The School of Engineering and Applied Sciences may be creating an entirely new kind of Harvard student—one more focused on problem sets than parties and extracurriculars.
Though Harvard's capital campaign is scheduled to end next year, some say the money will not—and cannot—stop pouring in.
“He’s in the crowd, but you can’t pick him out,” a 1991 article said of Harvard’s newly-elected President Neil L. Rudenstine. “He doesn’t look like a Harvard president.”
In the midst of a hectic reading period, students took a break from cramming for finals by attending mental health-themed events as part of Mental Health Week.
After not offering counseling services for a year, Indigo Peer Counseling announced that it will once again provide counseling in the fall 2017 semester.
Some students unfamiliar with Tiësto before the concert still screamed every time the bass dropped or a blast of smoke blew across the stage.
A Mather House resident suspected of having tuberculosis has been released from self-isolation after two weeks.
More than 100 students flocked to Boylston Hall for sexual health-themed activities evening as part of a kick-off event for sexual assault awareness month.
Although tuberculosis is spread airborne, Barreira’s email stressed that the disease is not highly contagious.
A student run-health group dubbed the “Feel Good Society” has begun hosting weekly meetings in an effort to improve mental health for students at the College.
After a survey found high rates of unprotected sex among undergraduates, SHARC is shifting its focus from peer counseling to peer education.
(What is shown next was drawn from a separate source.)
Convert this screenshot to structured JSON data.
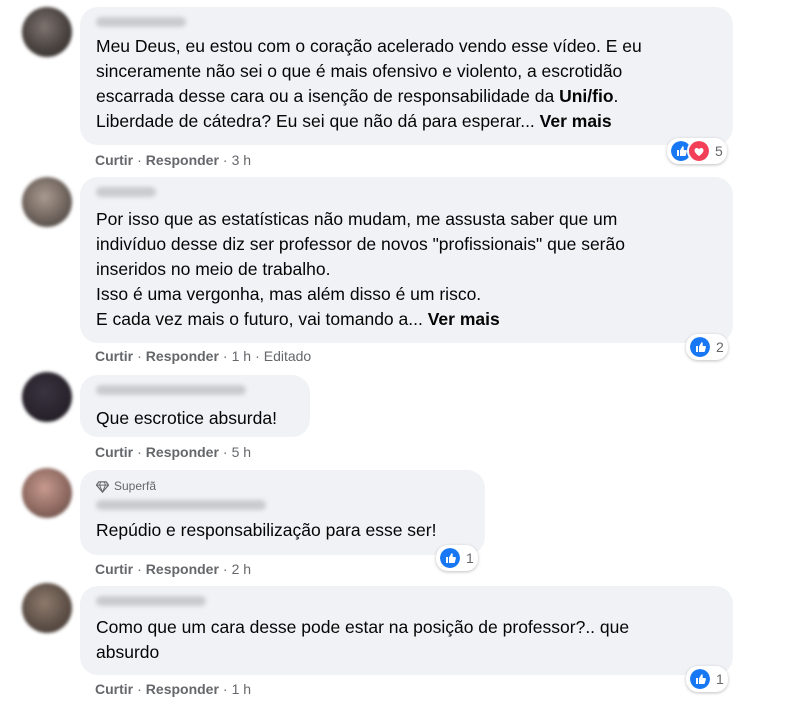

Delegates from Harvard discussed the College’s mental health resources at the second-ever Ivy League Mental Health Conference.
“Your student health fee pays for the care that you get here and for most of the health care you get,” Barreira said. “The Affordable Care Act wouldn’t change that.”
About a year after mumps first arrived on campus, there are no confirmed cases of the virus currently at the University.
Starting this term, Harvard University Health Services will cease charging current and former Harvard students and their dependents for copies of their medical records.